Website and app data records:

■ ■ ■ ■

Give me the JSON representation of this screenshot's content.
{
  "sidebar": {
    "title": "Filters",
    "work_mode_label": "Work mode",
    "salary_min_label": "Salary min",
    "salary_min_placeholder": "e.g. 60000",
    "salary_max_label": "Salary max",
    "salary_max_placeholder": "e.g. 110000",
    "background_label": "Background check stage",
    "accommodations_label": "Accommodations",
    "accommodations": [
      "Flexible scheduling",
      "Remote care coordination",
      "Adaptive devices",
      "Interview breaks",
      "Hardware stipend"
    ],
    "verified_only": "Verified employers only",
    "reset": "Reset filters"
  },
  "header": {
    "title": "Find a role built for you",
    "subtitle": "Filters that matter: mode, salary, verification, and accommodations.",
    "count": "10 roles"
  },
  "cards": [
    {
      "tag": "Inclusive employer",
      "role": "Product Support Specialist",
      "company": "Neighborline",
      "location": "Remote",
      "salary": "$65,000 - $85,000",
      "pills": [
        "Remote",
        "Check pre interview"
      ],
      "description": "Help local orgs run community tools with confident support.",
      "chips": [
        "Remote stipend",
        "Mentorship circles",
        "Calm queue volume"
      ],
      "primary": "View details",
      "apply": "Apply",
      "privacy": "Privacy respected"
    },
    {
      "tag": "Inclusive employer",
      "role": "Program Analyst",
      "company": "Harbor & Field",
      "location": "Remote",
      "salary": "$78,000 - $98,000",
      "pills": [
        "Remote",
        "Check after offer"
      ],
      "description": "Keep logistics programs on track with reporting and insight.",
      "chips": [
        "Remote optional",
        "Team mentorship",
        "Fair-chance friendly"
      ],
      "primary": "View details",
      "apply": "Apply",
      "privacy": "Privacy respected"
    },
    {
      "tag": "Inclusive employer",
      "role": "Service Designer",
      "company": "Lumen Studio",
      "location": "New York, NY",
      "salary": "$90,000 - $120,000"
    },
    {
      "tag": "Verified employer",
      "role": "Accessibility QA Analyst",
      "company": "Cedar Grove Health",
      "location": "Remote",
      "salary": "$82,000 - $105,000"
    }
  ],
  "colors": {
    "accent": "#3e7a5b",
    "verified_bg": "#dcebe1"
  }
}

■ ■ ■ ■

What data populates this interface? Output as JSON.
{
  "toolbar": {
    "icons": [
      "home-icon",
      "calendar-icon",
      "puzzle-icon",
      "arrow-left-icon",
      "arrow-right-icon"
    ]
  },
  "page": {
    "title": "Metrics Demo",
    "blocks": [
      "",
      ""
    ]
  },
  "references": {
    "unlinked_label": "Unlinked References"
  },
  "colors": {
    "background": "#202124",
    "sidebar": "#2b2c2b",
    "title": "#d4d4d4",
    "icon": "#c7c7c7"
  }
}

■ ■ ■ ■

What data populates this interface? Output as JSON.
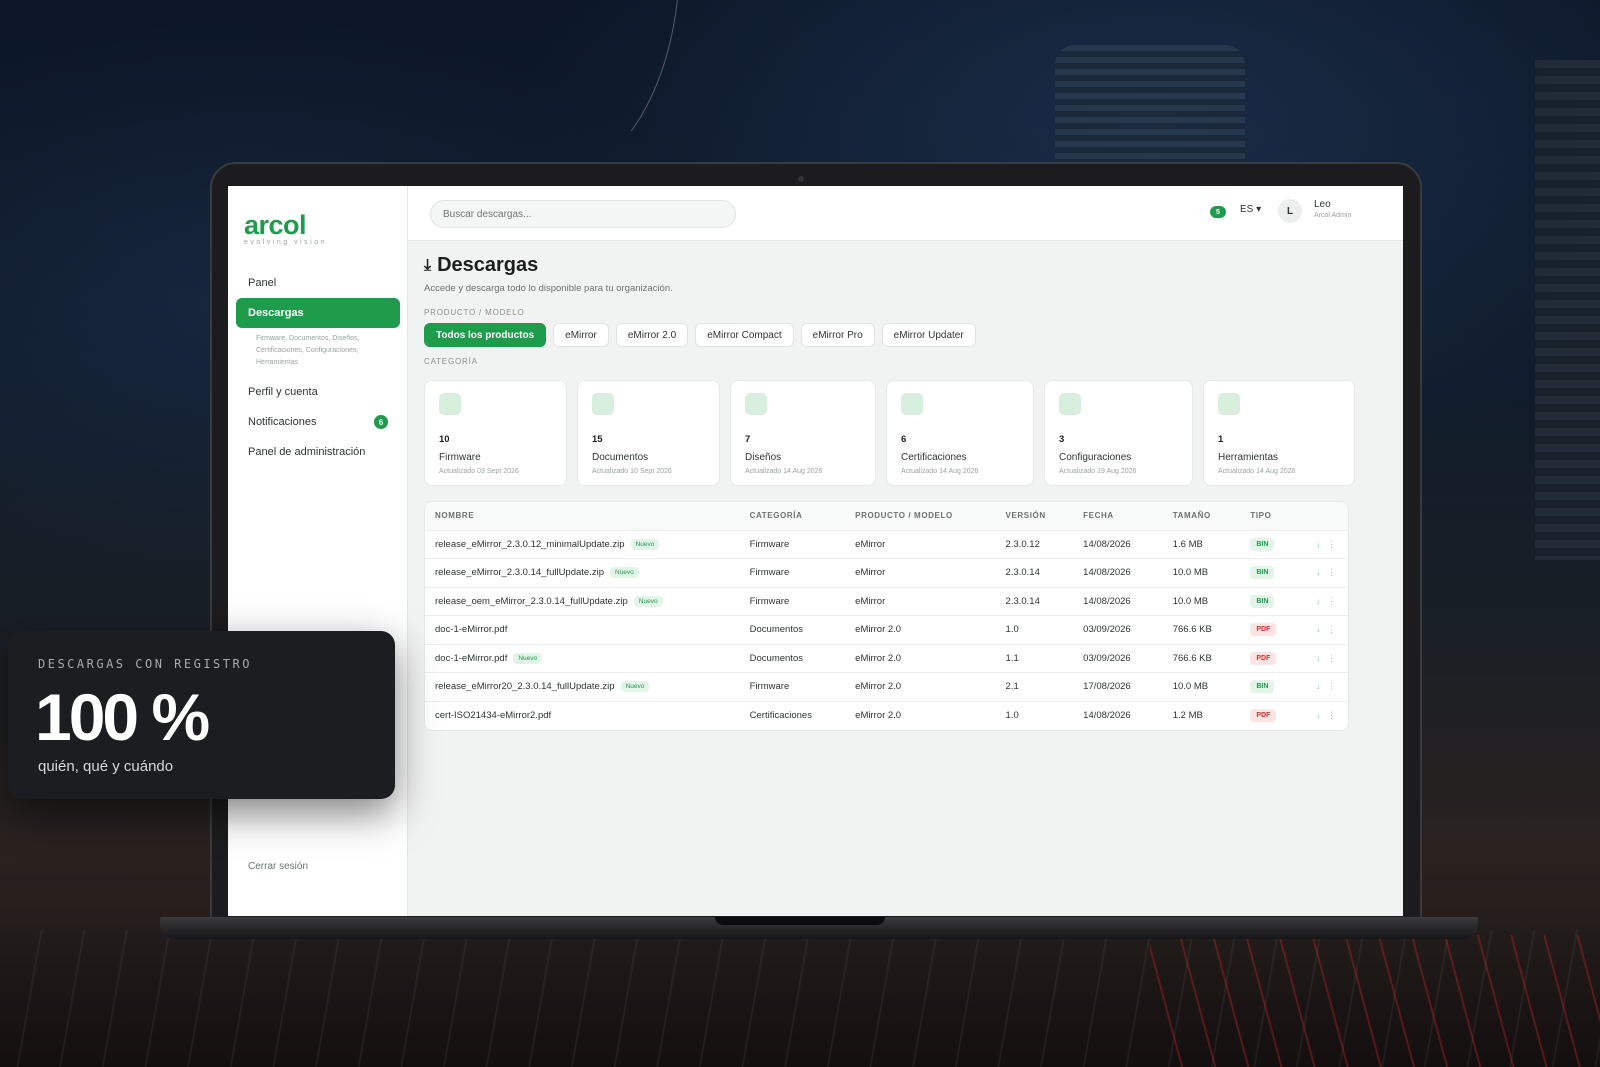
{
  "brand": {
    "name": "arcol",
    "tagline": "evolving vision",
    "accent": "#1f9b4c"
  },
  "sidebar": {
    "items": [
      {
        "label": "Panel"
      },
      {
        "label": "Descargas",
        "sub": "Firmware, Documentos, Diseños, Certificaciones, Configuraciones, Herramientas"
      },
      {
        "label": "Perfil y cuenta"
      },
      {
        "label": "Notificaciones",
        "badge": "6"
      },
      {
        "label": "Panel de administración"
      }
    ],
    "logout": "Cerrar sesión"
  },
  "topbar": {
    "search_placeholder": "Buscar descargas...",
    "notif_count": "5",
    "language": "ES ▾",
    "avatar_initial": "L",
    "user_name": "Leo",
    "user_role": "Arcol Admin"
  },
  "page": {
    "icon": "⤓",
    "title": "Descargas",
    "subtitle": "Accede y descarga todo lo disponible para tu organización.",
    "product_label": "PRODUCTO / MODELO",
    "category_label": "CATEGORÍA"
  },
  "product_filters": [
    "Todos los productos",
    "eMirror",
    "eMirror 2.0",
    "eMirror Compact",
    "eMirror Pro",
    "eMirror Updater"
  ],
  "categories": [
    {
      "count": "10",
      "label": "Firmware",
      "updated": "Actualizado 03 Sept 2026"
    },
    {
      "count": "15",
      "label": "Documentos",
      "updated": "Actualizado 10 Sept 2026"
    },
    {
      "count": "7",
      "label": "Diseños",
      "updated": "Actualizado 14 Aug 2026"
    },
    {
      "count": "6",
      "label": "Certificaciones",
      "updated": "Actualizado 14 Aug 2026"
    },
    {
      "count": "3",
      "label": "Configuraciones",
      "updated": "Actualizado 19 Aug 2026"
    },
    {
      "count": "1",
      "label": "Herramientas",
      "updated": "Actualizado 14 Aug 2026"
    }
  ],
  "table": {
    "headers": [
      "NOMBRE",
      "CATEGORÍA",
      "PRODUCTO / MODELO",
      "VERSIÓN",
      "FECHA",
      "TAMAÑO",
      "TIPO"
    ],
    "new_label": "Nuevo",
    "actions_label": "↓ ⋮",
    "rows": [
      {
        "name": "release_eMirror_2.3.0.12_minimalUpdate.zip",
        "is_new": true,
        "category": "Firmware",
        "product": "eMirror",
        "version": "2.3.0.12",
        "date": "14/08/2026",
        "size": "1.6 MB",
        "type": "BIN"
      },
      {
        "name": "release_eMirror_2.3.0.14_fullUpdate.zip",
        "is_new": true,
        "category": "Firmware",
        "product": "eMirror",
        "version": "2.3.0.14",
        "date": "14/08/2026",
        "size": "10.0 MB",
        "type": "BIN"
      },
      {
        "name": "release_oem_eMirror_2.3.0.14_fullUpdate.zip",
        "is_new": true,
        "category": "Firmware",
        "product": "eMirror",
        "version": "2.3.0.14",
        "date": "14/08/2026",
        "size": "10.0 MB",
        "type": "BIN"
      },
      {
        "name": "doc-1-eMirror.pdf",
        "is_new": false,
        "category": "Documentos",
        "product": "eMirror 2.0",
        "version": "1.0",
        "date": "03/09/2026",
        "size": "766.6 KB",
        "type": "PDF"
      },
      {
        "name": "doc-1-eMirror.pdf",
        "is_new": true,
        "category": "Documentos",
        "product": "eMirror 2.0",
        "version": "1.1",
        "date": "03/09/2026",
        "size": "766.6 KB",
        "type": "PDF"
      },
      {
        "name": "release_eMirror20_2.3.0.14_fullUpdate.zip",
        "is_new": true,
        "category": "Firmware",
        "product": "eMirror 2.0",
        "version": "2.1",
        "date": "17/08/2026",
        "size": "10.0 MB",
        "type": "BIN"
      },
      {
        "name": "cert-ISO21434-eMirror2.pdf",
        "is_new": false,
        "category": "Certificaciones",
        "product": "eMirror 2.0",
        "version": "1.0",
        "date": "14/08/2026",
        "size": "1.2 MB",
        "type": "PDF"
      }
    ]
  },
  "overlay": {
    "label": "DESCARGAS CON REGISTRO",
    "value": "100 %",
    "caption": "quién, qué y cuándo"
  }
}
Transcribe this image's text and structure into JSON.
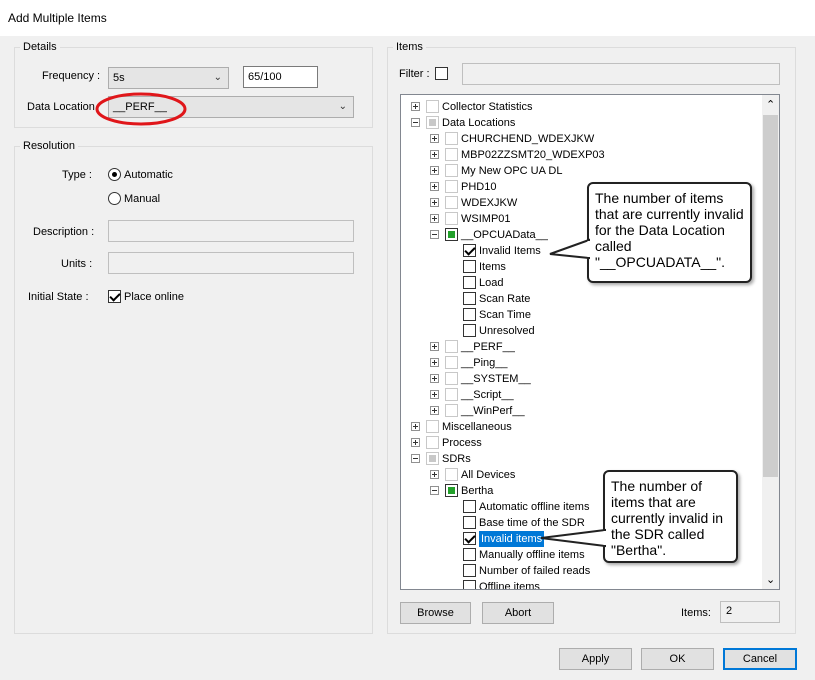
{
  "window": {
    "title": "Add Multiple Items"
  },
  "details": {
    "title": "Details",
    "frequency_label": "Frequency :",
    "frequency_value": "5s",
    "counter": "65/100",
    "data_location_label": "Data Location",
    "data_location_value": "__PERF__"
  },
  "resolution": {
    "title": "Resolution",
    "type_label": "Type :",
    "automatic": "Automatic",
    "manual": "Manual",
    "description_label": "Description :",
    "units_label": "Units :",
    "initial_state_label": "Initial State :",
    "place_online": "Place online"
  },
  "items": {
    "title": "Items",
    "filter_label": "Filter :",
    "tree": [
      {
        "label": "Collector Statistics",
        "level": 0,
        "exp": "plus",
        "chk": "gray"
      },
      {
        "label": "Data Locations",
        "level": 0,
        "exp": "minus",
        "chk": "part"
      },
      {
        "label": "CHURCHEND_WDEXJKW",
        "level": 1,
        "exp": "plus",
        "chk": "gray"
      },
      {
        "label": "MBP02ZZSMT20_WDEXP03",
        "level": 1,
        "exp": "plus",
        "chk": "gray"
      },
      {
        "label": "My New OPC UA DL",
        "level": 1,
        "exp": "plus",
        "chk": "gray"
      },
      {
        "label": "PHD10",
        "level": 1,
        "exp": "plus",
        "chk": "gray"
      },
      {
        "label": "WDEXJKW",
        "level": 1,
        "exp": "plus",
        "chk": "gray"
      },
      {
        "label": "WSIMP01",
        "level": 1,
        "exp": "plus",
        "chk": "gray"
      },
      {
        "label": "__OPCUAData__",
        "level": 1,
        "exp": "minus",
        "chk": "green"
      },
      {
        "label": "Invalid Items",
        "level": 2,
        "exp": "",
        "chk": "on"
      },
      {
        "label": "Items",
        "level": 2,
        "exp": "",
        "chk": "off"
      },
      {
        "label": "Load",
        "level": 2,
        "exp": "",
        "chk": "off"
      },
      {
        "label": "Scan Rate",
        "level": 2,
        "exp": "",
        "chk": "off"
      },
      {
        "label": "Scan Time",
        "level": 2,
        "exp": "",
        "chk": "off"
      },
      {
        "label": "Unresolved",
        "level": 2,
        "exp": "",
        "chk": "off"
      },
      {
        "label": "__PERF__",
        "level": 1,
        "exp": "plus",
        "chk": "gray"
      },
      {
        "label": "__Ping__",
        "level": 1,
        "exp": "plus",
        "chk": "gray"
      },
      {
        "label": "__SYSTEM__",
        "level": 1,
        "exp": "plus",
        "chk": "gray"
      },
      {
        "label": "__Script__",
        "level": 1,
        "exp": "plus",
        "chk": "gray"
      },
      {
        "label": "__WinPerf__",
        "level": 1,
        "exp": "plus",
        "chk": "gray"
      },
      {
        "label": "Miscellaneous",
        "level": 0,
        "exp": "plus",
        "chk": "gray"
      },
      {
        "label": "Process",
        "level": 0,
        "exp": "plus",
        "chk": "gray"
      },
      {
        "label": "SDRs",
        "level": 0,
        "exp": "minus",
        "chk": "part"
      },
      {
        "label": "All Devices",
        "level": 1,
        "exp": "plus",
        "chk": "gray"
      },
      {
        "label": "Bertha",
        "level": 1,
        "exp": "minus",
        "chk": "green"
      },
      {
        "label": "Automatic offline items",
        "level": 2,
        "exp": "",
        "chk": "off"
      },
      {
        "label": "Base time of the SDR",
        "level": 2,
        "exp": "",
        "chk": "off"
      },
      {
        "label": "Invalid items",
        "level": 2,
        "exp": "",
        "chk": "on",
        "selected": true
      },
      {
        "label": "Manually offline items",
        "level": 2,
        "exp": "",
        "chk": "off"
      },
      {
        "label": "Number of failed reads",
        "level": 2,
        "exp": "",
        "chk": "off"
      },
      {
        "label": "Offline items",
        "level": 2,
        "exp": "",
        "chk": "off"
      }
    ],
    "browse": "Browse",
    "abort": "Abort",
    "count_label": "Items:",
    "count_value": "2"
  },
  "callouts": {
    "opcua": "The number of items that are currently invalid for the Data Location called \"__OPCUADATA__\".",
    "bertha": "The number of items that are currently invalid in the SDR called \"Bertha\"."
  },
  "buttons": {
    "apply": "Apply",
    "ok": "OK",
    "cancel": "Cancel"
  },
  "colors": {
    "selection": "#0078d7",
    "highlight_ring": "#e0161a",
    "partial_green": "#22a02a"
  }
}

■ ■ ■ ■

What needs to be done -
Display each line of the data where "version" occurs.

Exercise output -
        "version": "2.3.0.12",
        "version": "2.3.0.14",
        "version": "2.3.0.14",
        "version": "1.0",
        "version": "1.1",
        "version": "2.1",
        "version": "1.0",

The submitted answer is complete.